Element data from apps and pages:
──────

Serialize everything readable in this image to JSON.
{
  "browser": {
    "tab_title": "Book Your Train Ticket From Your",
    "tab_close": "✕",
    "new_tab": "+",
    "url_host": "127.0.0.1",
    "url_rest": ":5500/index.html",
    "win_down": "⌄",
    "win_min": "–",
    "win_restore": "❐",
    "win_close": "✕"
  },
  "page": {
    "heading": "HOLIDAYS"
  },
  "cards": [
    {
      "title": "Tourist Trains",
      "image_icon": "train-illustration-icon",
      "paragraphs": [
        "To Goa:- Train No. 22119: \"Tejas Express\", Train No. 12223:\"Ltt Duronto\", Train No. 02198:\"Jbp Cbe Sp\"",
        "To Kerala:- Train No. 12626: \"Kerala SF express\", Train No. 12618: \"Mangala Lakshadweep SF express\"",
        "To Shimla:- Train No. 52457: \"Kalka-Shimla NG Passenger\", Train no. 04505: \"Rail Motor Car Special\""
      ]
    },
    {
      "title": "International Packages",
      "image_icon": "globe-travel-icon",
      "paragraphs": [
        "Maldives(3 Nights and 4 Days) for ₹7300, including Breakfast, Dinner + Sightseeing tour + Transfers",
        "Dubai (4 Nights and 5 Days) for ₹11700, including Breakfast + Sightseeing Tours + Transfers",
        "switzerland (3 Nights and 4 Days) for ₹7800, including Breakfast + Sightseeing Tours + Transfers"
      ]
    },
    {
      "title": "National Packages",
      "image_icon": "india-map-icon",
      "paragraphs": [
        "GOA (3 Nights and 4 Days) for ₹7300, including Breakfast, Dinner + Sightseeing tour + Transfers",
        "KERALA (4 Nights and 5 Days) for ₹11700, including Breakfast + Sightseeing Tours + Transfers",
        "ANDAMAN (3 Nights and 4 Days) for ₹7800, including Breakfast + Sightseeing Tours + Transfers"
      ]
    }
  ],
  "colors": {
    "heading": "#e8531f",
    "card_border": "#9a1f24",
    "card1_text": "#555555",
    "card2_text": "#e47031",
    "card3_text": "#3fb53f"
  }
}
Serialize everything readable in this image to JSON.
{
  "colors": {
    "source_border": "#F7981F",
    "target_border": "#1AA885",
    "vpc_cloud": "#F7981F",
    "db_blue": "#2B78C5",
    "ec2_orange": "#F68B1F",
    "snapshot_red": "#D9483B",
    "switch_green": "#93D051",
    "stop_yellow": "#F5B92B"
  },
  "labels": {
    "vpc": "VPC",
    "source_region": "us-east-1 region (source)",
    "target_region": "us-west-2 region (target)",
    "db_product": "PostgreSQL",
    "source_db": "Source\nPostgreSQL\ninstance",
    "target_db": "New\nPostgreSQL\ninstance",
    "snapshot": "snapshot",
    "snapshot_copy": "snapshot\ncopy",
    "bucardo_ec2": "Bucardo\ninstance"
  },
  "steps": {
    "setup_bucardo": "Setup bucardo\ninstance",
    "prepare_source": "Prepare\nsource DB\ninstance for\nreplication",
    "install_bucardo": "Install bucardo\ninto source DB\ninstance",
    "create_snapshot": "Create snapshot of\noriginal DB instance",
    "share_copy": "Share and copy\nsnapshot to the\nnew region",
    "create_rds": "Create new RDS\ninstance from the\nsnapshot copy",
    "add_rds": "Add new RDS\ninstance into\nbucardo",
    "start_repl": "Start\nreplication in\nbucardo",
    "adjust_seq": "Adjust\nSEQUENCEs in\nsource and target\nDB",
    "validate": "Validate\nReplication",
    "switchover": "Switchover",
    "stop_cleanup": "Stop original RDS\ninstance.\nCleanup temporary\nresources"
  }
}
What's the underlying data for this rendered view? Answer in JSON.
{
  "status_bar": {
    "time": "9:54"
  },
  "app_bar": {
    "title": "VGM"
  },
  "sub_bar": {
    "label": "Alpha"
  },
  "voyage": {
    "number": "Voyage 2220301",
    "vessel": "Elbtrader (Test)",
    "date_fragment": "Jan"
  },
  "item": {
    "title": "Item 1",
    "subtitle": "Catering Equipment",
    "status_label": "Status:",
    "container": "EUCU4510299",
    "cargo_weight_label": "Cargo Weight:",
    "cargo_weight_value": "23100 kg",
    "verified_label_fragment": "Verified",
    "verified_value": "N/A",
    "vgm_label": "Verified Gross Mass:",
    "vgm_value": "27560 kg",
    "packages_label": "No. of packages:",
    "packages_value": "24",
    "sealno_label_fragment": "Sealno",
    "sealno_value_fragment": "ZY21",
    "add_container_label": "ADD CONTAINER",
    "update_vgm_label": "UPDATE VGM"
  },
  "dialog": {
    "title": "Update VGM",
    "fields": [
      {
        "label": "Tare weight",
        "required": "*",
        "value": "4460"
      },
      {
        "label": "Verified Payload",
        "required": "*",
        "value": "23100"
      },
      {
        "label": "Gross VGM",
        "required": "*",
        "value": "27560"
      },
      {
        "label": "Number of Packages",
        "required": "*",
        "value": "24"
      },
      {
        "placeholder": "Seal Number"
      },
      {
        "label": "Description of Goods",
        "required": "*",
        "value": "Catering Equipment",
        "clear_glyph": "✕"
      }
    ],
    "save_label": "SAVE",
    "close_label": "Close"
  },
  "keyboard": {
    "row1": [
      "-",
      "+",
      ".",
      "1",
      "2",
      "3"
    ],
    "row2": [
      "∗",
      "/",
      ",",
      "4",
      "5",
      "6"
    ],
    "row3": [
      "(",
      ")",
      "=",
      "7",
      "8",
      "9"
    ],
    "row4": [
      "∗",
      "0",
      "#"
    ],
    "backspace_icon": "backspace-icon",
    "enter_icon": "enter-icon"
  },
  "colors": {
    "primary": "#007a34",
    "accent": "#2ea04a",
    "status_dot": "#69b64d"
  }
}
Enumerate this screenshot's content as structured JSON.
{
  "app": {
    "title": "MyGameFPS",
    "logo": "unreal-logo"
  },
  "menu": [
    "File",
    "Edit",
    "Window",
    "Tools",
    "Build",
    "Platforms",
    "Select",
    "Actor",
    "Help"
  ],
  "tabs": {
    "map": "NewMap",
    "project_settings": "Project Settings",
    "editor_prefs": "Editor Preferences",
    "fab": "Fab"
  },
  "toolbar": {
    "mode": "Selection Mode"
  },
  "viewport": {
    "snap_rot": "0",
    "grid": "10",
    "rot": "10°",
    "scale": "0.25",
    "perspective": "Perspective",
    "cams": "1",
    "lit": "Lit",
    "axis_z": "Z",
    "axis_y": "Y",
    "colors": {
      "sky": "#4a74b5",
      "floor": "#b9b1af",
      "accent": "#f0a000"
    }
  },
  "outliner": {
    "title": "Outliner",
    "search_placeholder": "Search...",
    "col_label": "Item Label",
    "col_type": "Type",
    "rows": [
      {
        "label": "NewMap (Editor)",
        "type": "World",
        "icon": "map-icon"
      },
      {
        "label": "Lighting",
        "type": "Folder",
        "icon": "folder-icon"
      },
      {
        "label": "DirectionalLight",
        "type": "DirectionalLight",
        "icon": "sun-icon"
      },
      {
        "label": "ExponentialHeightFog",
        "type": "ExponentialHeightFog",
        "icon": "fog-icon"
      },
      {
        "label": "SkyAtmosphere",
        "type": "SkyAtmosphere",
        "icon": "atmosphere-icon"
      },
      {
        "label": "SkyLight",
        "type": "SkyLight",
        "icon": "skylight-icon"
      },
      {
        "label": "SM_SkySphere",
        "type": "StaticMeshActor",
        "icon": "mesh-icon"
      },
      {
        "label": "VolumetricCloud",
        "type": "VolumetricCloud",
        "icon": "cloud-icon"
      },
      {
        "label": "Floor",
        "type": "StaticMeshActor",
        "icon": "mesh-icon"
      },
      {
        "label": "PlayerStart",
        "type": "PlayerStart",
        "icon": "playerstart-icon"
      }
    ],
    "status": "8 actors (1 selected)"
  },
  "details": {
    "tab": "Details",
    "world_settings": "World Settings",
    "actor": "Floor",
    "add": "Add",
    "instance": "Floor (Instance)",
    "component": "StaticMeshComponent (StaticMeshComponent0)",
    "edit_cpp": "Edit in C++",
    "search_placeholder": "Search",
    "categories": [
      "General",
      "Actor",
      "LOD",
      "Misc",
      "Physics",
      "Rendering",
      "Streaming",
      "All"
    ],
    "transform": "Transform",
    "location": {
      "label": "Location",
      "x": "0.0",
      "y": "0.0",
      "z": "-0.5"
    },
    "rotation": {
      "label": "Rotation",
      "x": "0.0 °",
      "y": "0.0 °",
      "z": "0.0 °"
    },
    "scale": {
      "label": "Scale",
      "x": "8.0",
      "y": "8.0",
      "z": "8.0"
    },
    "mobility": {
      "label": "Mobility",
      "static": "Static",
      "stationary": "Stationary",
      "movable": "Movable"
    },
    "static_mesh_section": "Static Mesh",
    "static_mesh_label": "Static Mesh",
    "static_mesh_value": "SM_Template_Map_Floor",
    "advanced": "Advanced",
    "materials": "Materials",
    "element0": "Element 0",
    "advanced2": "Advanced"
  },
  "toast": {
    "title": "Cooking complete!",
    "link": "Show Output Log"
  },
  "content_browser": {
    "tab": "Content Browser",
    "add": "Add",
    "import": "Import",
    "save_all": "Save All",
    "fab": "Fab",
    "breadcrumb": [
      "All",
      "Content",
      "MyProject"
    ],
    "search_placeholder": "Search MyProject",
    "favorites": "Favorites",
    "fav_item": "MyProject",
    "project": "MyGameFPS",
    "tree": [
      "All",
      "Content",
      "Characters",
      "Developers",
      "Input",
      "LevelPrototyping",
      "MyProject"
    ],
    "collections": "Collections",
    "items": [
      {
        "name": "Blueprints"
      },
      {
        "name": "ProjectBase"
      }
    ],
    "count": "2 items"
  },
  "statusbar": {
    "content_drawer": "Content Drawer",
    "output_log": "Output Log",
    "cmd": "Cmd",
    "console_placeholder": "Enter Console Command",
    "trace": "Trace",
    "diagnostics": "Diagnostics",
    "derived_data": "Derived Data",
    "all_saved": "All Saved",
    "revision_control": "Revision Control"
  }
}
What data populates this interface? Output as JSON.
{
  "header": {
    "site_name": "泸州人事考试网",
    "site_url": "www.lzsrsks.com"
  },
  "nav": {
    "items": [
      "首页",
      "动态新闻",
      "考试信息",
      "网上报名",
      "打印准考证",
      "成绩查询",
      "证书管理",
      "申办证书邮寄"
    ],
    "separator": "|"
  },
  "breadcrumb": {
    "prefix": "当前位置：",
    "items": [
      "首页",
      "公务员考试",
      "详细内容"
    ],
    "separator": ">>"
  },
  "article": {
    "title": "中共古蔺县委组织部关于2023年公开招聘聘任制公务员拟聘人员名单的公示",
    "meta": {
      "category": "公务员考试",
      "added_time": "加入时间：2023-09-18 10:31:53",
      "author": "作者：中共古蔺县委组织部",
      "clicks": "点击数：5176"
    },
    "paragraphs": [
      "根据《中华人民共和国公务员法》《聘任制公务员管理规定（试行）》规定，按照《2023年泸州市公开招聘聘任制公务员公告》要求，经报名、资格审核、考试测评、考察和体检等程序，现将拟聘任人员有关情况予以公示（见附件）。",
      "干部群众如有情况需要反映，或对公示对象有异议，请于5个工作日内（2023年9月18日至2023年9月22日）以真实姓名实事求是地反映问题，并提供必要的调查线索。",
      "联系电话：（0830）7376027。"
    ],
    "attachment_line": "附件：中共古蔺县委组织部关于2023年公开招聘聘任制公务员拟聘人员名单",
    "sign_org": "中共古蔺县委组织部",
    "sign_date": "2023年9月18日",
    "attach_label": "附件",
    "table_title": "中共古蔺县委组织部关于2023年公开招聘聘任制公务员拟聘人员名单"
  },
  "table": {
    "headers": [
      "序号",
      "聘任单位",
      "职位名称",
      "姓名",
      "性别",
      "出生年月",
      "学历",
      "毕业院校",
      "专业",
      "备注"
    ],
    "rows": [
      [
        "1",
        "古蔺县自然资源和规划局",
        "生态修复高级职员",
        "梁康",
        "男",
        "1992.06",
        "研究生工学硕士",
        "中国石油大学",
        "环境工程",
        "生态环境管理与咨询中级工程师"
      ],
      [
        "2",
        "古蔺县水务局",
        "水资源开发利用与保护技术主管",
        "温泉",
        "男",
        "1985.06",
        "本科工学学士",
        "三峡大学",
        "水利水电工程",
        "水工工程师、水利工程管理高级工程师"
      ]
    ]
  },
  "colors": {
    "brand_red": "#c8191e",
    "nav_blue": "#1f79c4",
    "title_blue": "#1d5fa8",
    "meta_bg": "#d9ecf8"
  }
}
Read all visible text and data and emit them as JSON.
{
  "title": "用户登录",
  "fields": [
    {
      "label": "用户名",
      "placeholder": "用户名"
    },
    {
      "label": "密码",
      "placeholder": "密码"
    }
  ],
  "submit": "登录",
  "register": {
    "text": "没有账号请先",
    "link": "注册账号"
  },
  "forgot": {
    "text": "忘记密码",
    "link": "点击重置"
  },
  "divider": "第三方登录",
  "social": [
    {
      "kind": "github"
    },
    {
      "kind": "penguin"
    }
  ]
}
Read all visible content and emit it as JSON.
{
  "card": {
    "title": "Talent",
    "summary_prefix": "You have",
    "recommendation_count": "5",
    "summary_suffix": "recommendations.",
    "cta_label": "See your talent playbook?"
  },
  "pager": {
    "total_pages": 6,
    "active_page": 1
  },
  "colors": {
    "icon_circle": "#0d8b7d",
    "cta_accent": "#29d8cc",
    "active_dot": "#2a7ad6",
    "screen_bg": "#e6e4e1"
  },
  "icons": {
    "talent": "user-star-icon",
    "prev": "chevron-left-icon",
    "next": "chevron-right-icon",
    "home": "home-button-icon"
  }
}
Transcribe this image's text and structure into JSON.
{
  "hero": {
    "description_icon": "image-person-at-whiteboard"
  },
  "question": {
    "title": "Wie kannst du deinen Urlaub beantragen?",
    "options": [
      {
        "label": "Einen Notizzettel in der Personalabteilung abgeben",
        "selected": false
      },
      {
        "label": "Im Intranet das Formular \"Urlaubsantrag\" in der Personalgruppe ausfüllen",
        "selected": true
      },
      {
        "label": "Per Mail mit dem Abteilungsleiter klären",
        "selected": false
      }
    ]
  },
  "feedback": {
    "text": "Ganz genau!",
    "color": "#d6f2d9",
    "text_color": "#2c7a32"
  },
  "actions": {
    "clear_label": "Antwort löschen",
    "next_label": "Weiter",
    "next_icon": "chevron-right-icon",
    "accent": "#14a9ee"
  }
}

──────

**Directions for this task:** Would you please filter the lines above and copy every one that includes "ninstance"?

**The answer:**
    "source_db": "Source\nPostgreSQL\ninstance",
    "target_db": "New\nPostgreSQL\ninstance",
    "bucardo_ec2": "Bucardo\ninstance"
    "setup_bucardo": "Setup bucardo\ninstance",
    "prepare_source": "Prepare\nsource DB\ninstance for\nreplication",
    "install_bucardo": "Install bucardo\ninto source DB\ninstance",
    "create_rds": "Create new RDS\ninstance from the\nsnapshot copy",
    "add_rds": "Add new RDS\ninstance into\nbucardo",
    "stop_cleanup": "Stop original RDS\ninstance.\nCleanup temporary\nresources"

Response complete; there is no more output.